[What you are asked to do]
Number of lines below with the word "description": state it and write nothing more.

[Extracted entries]

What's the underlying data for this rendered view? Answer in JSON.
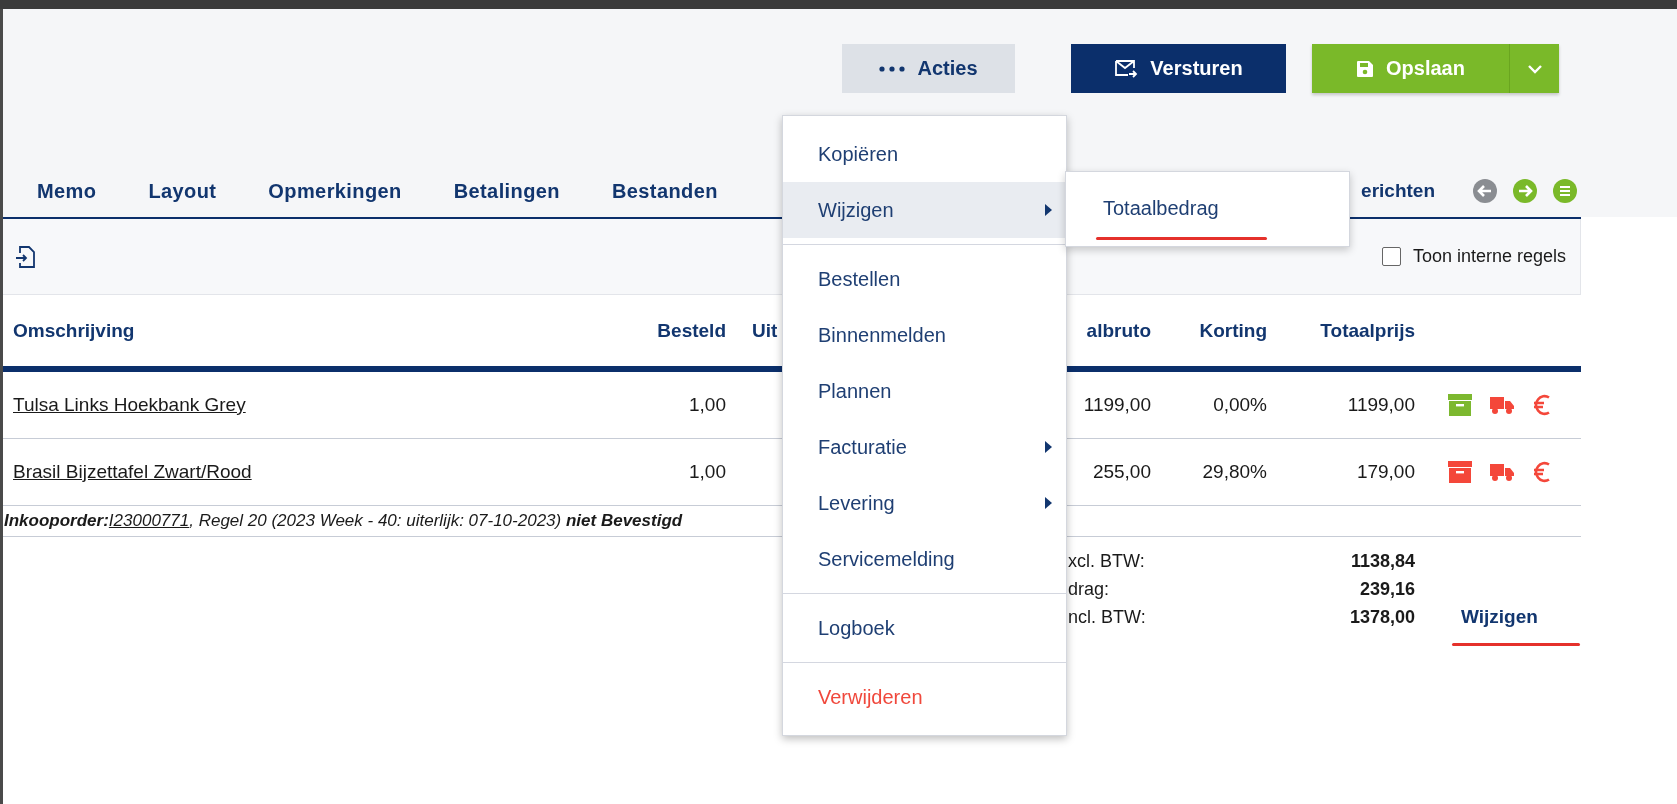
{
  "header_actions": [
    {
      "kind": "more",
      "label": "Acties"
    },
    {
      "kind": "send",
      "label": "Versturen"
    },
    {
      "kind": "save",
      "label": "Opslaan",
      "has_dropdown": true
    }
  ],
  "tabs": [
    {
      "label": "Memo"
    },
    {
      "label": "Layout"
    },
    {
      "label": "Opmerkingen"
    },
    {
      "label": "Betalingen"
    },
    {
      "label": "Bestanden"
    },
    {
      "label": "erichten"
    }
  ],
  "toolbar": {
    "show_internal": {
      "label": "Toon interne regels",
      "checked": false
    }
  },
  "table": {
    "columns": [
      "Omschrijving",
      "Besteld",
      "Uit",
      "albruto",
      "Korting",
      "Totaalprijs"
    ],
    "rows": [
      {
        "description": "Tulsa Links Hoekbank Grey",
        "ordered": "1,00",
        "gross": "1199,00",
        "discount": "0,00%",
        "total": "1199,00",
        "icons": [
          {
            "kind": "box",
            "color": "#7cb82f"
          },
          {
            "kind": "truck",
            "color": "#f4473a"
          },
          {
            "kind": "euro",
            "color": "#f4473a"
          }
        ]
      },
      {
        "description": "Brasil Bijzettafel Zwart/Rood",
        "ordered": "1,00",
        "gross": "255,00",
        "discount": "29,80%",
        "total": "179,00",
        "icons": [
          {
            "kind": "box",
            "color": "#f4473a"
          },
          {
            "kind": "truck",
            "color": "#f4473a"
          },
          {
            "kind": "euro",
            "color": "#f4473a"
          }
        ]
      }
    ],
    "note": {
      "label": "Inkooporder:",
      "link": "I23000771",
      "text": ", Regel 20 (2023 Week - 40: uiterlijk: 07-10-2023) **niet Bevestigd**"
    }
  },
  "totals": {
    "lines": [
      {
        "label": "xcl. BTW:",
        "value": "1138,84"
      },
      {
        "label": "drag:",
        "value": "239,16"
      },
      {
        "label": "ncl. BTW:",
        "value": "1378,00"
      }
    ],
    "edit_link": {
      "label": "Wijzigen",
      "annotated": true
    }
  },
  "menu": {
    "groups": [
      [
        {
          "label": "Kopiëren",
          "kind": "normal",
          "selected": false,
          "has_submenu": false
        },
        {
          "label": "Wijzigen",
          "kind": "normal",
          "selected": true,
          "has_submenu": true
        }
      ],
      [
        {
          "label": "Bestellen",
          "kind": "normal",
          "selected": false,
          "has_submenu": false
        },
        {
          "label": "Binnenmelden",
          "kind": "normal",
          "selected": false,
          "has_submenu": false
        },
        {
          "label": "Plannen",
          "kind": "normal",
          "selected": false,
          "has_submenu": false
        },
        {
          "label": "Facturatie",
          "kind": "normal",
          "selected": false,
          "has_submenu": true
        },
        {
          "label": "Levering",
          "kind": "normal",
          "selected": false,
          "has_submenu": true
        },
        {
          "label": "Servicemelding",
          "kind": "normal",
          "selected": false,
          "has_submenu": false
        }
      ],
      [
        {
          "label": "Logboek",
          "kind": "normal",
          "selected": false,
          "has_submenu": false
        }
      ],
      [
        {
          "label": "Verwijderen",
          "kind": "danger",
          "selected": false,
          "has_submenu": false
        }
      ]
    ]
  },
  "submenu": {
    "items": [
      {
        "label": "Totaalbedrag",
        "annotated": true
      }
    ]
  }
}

[Result]
2